It was a good night on the train, better sleep than expected and we didn’t fall out of the bunks. As expected, we were bombarded with offer of taxi rides to anywhere. We negotiated a good deal to the ferry docks and were picked up by a private ferry to take the shortcut to our Nubian House, on the west side of the island on the Nile River.
After drop off we clambered up the rough stairs to the sandy paths that connect everything on the island. There are no vehicles on the island. To get around you walk, bike or take a donkey. But beware marauding, scroungy sheep in packs. They will take you down.
For the first two nights we were on the top floor overlooking the Nile with a large shared balcony to relax and watch some amazing sunsets ($20/night with breakfast). After getting our room they made us an amazing cold Hibiscus Tea. Good for your heart and overall health. We did a walk around the island to check things out and a young Nubian boy decided that we needed a guide through the maze of paths between the old mud and stick buildings. This area averages 350 days of sunshine a year with temps reaching averages of 50°C (low 120°F) during the summer. To my amazement, there isn’t a solar panel in sight.

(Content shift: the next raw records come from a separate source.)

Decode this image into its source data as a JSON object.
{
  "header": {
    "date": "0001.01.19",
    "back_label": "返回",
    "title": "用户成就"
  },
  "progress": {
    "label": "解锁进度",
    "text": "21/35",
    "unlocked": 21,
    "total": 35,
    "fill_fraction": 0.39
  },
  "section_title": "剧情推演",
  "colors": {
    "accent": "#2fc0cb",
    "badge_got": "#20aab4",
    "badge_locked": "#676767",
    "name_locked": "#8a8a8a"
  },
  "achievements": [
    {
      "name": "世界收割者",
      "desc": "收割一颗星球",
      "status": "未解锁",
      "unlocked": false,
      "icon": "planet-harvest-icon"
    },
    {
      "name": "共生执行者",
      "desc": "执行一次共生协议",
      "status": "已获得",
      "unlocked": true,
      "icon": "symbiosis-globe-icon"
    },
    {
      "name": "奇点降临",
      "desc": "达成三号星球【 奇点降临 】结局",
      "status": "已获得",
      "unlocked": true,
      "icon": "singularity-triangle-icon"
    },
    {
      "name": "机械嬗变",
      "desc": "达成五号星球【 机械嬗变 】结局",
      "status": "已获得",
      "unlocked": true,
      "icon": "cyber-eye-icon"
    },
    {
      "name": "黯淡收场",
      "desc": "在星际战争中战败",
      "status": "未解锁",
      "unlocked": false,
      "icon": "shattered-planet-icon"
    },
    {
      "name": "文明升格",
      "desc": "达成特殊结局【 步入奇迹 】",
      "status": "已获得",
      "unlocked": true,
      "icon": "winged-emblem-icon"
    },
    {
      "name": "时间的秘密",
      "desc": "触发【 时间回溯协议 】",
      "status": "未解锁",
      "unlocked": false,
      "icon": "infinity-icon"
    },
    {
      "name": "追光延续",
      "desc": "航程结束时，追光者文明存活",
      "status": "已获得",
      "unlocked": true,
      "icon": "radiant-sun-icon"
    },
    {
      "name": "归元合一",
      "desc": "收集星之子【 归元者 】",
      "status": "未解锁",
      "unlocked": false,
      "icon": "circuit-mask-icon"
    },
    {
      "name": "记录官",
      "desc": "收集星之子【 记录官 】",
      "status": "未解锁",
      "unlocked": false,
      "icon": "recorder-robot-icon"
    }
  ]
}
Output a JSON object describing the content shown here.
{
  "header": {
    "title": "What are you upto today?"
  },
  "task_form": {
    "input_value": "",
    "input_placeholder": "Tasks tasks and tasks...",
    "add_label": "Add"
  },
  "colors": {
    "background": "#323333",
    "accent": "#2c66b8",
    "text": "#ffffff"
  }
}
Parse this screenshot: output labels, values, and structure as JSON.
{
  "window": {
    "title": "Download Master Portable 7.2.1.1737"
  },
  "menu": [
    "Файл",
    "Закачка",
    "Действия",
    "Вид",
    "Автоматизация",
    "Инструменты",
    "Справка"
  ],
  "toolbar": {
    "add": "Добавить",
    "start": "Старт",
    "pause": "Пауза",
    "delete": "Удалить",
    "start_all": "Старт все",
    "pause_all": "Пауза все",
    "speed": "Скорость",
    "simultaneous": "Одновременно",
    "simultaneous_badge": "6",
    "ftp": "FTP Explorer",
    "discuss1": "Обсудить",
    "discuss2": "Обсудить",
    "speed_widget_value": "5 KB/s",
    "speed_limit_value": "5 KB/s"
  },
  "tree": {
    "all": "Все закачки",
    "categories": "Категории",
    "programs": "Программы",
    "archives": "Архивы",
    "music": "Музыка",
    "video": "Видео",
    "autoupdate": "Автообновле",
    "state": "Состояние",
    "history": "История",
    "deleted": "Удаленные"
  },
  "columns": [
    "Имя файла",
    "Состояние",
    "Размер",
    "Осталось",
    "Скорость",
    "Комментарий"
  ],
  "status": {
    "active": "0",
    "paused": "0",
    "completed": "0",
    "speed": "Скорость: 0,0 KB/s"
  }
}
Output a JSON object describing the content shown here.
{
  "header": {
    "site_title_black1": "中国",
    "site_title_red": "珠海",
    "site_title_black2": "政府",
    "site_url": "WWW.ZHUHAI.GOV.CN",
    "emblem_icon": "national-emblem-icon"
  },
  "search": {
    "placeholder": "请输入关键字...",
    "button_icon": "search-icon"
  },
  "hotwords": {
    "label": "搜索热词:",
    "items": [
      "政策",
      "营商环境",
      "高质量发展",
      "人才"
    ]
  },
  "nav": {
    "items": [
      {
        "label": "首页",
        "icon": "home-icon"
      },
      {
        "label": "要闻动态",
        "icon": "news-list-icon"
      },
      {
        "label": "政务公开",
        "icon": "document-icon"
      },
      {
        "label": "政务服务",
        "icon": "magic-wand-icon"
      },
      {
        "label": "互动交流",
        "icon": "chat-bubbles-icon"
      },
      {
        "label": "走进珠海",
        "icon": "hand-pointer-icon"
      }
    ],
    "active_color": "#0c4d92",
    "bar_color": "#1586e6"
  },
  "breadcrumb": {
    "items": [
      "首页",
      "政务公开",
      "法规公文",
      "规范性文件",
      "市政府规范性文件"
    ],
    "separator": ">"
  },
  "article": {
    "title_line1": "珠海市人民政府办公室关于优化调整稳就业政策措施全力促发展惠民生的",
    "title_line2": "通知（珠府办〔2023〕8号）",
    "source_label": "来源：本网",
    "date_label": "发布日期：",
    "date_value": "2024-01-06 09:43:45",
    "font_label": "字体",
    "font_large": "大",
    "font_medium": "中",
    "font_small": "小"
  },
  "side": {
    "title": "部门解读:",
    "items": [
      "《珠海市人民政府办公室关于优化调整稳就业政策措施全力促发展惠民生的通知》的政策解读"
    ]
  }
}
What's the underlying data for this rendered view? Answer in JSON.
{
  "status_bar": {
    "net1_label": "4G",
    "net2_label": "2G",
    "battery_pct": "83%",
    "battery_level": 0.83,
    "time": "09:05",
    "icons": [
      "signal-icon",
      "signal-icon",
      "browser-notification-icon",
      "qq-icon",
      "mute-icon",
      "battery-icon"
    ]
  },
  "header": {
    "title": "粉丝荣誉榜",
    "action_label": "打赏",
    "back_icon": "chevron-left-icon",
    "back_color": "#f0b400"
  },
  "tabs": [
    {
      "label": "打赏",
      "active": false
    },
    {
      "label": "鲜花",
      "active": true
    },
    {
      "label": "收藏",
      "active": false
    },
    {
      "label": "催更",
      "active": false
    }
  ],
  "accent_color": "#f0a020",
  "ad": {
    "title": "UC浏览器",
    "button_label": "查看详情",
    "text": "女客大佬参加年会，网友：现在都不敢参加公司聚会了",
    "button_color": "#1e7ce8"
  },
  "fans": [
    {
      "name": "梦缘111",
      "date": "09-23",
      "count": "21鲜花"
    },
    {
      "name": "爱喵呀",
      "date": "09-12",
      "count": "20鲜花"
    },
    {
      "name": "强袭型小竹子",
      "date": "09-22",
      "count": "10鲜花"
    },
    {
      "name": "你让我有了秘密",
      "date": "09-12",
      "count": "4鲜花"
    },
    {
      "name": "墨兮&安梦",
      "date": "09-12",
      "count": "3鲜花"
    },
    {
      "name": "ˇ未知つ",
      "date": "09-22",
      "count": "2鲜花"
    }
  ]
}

That evening we had a wonderful dinner of chicken and fish Tangine, cooked in cast iron pots. Along with it was rice, a vegetable medley in a tomato sauce, a salad and bread. We hit the sack early as the next day we would be up at 3,30am for the 3 1/2 hour drive to Abu Simbel, and the temples of Ramses II and his wife, Nefertari, 20 kms above the Sudanese border. Goodnight.
Wow! Four am ferry. We had a shared ride with a cool, young woman traveler from the Czech Republic. I stayed awake to make sure the driver would, and the girls slept, both ways, I might add. A couple check point, a long drive and we were at the site.
The Temple of Ramses II, and hardly anyone here. The twin temples were carved out of the mountainside in the 13th century BC during the 19th Dynasty reign of Pharaoh Ramesses II. They serve as a lasting monument to the king Ramesses II. His wife Nefertari and children can be seen in smaller figures at his feet. In 1968, another dam, the Aswan High Dam, was constructed, creating a massive artificial water reservoir, Lake Nasser. With the building of the dam, the temple complex would have been submerged. The entire mountain was disassembled block by block and relocated to a higher place along the river. It’s incredible to stand outside and wander inside, alone, at view and feel such history. Looking at the structure from outside you wonder which is the most amazing feat, the building of the temple of the relocation.
Both, I guess.